The Napa valley became one of the first in California to be settled by American farmers, around 1830. When California was granted statehood in 1850, Napa Valley was in the territory of California, district of Sonoma. When counties were first being organized, in 1850, Napa county became one of the original 27 counties of California with "Napa City" (later shortened to Napa) as the county seat.
In 1848, Napa City was laid out by Nathan Coombs on property he attained from Nicholas Higuera's Rancho Entre-Napa, an 1836 Mexican Land Grant. By 1870, smallpox and other new diseases had all but wiped out the native inhabitants of Napa Valley.
The gold rush of the early 1850s that caused Napa City to grow. After the first severe winter in the gold fields, miners sought warmer protection in the young city. There was plenty of work on the cattle ranches and in the lumber industry. Sawmills in the Valley were cutting timber that was hauled by horse team to Napa City where it was then shipped out through the Napa River to Benicia and San Francisco.
Napa Valley is known mostly for its premier wines. White settlers planted vineyards with cuttings supplied by Catholic priests from Sonoma and San Rafael. In 1861, Riesling cuttings were presented to the Valley and, from these small beginnings, Napa Valley has become renowned as one of the premier wine-making regions of the world.
As reported by the Census Bureau, the county has a total area of 788 square miles (2,042 km2), of which, 754 square miles (1,952 km2) of it is land and 35 square miles (89 km2) of it (4.38%) is water.
The two mountain ranges of the Napa Valley were formed during the
creation of the San Andreas fault. The Vaca Range forms the valley's
eastern boundary and it protects Napa county from the scorching heat of
the Central Valley. The Mayacamas Mountains separate Napa county on the
west from the cooler, marine effects felt in neighboring Sonoma County.
The hills and knolls you see on the valley floor influence weather
patterns within those areas. Due to the countys' distinctive geographic
position between the cold Pacific Ocean and the often hot Central
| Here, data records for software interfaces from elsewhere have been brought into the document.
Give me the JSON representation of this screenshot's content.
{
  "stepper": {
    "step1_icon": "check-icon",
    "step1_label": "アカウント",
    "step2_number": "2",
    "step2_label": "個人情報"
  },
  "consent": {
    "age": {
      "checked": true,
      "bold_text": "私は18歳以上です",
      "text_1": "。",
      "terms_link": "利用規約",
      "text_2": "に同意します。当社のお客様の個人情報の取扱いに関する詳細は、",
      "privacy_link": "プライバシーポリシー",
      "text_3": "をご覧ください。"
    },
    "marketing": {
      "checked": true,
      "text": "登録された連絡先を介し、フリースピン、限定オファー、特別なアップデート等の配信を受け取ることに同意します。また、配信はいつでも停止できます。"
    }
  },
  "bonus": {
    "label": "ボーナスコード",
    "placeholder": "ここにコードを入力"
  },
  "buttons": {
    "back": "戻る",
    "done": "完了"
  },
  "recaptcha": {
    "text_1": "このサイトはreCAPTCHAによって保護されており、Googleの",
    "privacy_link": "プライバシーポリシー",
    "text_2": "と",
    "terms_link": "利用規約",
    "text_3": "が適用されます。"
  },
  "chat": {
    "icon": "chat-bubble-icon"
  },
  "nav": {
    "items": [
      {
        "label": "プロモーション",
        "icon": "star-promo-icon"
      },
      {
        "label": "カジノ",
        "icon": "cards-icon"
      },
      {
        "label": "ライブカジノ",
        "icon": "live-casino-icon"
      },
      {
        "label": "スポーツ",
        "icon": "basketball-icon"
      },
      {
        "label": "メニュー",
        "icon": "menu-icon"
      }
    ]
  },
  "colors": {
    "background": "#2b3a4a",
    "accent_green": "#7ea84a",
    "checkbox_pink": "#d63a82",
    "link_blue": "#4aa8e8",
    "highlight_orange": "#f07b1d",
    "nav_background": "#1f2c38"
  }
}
Valley, a wide variety of climatic conditions exist within this small,
adjoining area that are flawlessly matched to producing a huge variety
of world-class wine grapes.
Bordering counties are as follows:
In addition to its many public and private schools, two colleges also operate in the County. Pacific Union College, classified as a National Liberal Arts College by the Carnegie Foundation, is the county's only four-year college and serves roughly 1500 students. Napa Valley College, a community college, offers two-year degrees in the county